Component data from apps and pages

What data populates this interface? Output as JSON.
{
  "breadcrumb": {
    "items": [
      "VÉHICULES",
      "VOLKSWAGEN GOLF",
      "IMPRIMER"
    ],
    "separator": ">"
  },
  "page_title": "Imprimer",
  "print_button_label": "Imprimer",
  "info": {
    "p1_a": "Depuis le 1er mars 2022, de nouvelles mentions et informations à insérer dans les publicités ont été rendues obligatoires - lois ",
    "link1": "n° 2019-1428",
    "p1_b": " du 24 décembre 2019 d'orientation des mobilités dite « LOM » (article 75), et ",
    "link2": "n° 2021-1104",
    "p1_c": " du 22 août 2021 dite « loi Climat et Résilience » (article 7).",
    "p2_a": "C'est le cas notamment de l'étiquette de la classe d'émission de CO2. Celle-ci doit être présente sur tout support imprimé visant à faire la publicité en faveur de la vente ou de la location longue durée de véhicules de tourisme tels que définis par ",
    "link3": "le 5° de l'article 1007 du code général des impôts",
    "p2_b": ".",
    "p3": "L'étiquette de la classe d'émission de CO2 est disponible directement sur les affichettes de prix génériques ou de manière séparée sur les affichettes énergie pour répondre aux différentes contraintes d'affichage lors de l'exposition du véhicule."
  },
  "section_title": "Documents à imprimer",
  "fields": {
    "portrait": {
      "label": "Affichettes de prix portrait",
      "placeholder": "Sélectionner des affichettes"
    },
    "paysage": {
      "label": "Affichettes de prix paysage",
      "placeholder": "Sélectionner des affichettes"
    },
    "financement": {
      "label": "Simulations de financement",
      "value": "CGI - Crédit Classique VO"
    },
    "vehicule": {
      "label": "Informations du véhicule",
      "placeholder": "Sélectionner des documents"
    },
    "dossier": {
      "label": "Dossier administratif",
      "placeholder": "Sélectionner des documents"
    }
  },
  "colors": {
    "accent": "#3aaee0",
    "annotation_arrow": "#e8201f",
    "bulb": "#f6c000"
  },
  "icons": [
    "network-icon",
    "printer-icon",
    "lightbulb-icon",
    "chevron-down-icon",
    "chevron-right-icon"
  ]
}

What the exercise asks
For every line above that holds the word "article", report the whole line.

Completed task
    "p1_b": " du 24 décembre 2019 d'orientation des mobilités dite « LOM » (article 75), et ",
    "p1_c": " du 22 août 2021 dite « loi Climat et Résilience » (article 7).",
    "link3": "le 5° de l'article 1007 du code général des impôts",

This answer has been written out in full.